■ WHAT YOU NEED TO DO ■
Across the entries, count the lines that include "this" and report only that number.

── PROVIDED INFORMATION ──

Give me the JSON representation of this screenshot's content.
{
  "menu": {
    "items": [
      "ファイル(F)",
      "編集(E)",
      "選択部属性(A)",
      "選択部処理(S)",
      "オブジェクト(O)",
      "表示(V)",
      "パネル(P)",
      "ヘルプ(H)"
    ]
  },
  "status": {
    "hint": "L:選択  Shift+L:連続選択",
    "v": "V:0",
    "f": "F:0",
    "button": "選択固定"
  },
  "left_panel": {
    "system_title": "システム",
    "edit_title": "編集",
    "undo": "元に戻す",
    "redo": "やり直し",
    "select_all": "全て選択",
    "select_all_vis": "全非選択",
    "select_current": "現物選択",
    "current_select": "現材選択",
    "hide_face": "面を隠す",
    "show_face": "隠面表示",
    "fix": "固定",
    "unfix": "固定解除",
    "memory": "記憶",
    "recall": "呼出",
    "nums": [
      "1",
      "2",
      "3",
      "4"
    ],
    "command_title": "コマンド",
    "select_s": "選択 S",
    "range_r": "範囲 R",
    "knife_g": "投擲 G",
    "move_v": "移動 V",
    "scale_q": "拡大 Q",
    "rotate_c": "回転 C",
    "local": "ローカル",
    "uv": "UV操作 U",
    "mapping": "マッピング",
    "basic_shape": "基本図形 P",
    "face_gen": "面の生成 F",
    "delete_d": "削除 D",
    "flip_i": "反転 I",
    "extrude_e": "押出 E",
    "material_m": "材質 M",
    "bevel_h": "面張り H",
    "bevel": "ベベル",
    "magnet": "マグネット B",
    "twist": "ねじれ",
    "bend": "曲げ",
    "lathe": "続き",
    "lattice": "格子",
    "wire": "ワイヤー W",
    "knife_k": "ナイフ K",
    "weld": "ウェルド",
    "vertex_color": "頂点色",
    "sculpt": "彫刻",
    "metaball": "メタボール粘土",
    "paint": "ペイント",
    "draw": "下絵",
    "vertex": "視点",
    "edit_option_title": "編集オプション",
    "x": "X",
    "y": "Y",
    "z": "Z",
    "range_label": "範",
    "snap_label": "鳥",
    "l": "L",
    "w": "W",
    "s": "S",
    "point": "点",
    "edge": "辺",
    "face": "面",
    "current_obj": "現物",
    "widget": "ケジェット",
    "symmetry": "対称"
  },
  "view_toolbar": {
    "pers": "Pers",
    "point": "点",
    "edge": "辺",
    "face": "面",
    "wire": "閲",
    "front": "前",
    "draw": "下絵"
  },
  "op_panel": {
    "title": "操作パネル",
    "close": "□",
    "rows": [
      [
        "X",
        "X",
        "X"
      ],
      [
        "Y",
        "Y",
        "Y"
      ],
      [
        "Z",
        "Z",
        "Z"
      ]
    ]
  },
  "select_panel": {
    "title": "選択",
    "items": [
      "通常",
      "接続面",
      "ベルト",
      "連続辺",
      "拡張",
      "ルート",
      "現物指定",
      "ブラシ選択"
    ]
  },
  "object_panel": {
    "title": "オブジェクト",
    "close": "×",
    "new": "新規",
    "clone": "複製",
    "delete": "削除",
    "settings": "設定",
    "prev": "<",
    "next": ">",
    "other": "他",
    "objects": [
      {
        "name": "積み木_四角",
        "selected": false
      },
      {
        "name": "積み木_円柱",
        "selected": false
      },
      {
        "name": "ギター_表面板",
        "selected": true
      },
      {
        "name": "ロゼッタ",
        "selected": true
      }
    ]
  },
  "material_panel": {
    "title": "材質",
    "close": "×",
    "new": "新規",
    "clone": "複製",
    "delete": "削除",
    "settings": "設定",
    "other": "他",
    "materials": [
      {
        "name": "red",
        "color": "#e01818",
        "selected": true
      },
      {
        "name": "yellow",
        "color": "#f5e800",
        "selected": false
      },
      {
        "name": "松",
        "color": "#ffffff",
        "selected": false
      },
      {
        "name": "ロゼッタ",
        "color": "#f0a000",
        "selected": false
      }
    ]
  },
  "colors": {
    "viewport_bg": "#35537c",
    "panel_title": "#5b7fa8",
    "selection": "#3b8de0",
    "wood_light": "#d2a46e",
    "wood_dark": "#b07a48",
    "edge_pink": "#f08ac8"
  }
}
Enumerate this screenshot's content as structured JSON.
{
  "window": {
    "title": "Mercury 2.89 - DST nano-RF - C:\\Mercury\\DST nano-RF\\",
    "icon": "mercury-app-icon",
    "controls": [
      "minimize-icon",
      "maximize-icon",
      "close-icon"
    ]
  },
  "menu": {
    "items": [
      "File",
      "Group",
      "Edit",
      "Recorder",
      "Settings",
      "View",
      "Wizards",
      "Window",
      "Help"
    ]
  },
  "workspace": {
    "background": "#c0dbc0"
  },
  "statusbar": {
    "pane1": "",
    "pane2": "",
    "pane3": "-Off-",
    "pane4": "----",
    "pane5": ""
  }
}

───

■ EXERCISE RESPONSE ■
2